The northern half of Marion County endured a crushing storm of rain and hail Wednesday, April 23, that led to sand bagging in Durham, a huge set-back to the county’s road program, and a 3.5-foot rise in the level of Marion Reservoir.
Rain amounts were reported up to 6 inches across a wide area, with especially high concentrations along the North Cottonwood River.
Glennon Crowther, mayor of Durham, said the fire department crew led volunteers at placing sand bags in front of businesses on Main Street to protect them from the North Cottonwood’s waters.
He said the volunteers reported river water over the tops of their boots at Main Street Cafe while at G&R Implement Co. further south it was reported at 18 inches deep.
The cafe suffered most of the significant damage in town with water seeping through the north wall cement-block construction in what used to be the town library.
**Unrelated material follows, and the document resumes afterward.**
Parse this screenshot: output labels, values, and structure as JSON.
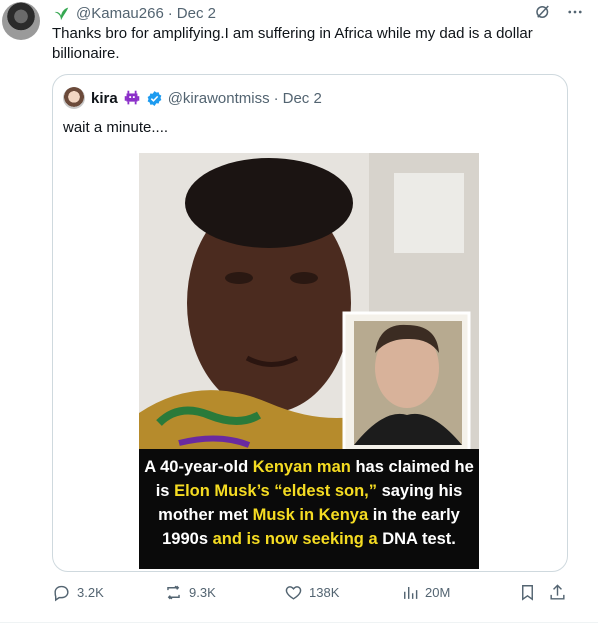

The south part of the building was undamaged, and will be used to keep the business open while the north half is repaired, Crowther said.
Some drywall and carpet will need to be replaced in the north half, he said.
“It was the Cottonwood from west of town that did it,” Crowther said. “The farmers west of town were reporting 5.5 to 6 inches of rain. Here in town we were at 4.5. We’re lucky the tributary streams from Roxbury south to Canton didn’t get it like that because that all comes through here.
“We started sandbagging from 4:30 to 5 p.m., and got done by 6 p.m. or a little after,” he added. “The Cottonwood River was in town coming down Main Street by 7 p.m.
“We had a high loader from the grain elevator in here helping us load the sand bags back up this morning (Monday). We’ll save them through this summer, but they’ll rot, and not be worth anything after that.”
He said the last time the town had to sandbag was 10 years ago.
Some farmers from west of Durham said they had never seen the Cottonwood as high.
Irvin Christiansen, 93, said he has seen it higher twice in his life, most notably during the regional flooding of 1951.
“I’d say it was about 4 feet higher in ’51,” he said. “It was over the low-water bridge this time, but in ’51 it was another hundred feet up the hill.”
John Fredrickson, who does maintenance at Marion Reservoir, said debris from the water rise settled on some camping areas, but no real damage occurred with the elevated pool.
John Summerville, acting Marion County road and bridge director, said the storm caused a major setback for his department at a time when high fuel and material costs are causing a struggle to maintain county roads.
“It seemed like we were just catching up,” he said. “Now this happens, and we’re all backed up again. Every section of road north of Highway 256, old Highway 56, has at least some damage. There’s lots of culvert damage.
“There are places where the water was 6 feet deep or deeper over the roads. It’s amazing how much water there was. It was jumping the roads. The ditches couldn’t hold it all.
“It wasn’t just on streams,” he added. “In many cases there would just be a wash out of a pasture where the water would come deep across the road.
“Of course, everywhere water washed, it took the rock off the road into the ditches or out in the fields. There’s no cost-effective way to recover it. We have the rock trucks out there just patching up.”
In Marion, City Clerk Angela Lange said the rain was much lighter, and the city hasn’t had reports of damage.
Marion County Emergency Management Director Michelle Abbott-Becker said that except for the sandbagging in Durham and reports of road damage from road and bridge, her department didn’t have any other reports of damage.
In Hillsboro, 4.96 inches of rain were reported and a period of hail left yards and streets mostly white. The hail caused scattered roof damage. Todd Jost of Jost Welding said his tar roof may be totaled, pending an insurer’s report. Four of six panes of glass in his skylight were broken.